The supporting cast is just as interesting, and never feel forced. Most Hollywood productions of smaller superhero films try to shoehorn in such staples. They put in comic relief, love interests and rivals just for the sake of it. Basically trying to create a paint-by-numbers superhero story. The supporting cast here enhances the story, but never becomes distractions. If anything, I want to see more of Orihime (Erina Mano), the girl who crushes on Ichigo. Or the quiet and silent friend Yasutora (Yu Koyanagi).
Bleach Live Action Movie’s Climax Is Visually Incredible
Image via Warner Bros.

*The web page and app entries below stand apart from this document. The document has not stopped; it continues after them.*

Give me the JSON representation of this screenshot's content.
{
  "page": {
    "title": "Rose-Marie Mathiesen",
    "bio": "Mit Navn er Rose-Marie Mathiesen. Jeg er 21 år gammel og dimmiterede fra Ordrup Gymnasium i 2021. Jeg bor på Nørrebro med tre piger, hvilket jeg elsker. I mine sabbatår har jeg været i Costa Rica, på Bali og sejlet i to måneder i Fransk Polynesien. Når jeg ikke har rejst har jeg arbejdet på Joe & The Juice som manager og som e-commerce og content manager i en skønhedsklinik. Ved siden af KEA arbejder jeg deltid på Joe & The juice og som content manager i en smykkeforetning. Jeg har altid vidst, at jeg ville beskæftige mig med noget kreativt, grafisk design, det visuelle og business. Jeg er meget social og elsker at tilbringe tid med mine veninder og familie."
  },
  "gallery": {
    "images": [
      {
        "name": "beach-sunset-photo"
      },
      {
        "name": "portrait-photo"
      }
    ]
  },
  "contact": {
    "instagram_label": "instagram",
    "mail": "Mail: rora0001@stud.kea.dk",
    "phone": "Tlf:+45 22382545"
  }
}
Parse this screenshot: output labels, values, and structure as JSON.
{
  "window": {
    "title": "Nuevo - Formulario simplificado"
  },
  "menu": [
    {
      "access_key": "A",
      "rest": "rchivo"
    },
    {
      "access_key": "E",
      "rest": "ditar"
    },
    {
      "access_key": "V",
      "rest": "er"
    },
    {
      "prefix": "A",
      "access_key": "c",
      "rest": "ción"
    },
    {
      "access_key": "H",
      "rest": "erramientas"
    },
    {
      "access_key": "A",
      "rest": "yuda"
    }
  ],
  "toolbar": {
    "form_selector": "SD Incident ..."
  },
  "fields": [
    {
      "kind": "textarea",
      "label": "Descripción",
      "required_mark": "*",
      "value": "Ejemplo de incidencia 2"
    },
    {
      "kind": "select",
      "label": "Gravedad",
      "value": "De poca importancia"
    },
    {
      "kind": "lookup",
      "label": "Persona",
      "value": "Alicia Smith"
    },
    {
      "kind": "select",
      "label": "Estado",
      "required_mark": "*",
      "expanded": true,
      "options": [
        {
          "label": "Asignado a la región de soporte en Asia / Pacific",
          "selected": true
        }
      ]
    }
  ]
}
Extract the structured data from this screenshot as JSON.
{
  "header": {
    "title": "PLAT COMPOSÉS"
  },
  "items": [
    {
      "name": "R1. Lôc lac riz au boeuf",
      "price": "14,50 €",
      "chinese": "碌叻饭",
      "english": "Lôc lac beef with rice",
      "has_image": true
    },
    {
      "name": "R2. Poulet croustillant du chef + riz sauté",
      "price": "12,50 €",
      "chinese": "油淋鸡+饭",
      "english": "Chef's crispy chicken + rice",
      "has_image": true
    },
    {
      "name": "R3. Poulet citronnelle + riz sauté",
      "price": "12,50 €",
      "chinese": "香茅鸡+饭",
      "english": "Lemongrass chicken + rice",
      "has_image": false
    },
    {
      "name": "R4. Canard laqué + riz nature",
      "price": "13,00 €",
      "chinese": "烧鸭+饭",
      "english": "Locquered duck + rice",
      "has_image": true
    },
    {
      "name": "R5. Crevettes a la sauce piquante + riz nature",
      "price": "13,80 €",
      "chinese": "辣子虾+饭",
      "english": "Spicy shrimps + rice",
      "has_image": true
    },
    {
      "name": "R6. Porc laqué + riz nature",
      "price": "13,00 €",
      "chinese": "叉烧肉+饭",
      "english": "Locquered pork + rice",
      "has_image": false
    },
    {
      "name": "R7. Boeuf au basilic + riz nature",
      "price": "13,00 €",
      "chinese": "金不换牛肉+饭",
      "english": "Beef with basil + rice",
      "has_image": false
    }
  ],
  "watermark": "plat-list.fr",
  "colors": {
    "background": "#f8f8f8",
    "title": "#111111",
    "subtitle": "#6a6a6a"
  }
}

The climax is a breathtaking sequence that blends supernatural CGI with martial arts. Ichigo taking on the massive Hollow through the streets of his city is incredible. Even more so because humans cannot see Soul Reapers or Hollows. So while Ichigo and the Hollow tear through the city, people only see destruction. It’s fun and exciting, not to mention tense edge of your seat entertainment. The movie even has a second climax that sees a cool sword fight that ends unexpectedly.
The Bleach live-action movie is far from perfect. There are characterizations that feel cliched and formulaic. But the honesty of the actors’ performances, especially Futushi’s, won me over. I became invested in the storyline and the stakes. I totally bought into the emotional motivation of each character. The Bleach live-action movie is great for audiences wanting to get into the anime, or the manga even. It’s a contained story that is accessible to all. And if you want more, there are two mediums in which the story continues. The movie currently holds a 67% critics’ score on Rotten Tomatoes, but a higher audience score.
Bleach is currently streaming on Netflix.
What did you think of the live-action Bleach movie? Let us know win the comments below.
Shah Shahid is an entertainment writer, movie critic (so he thinks), host of the Split Screen Podcast (on Apple Podcasts & everywhere else) and filmy father on a mission to educate his girls on decades of film history. Armed with uncontrollable sarcasm and cautious optimism, Shah loves discussing film, television and comic book content until his wife’s eyes glaze over. So save her by engaging him on his own blog at BlankPageBeatdown.com or on Twitter @theshahshahid.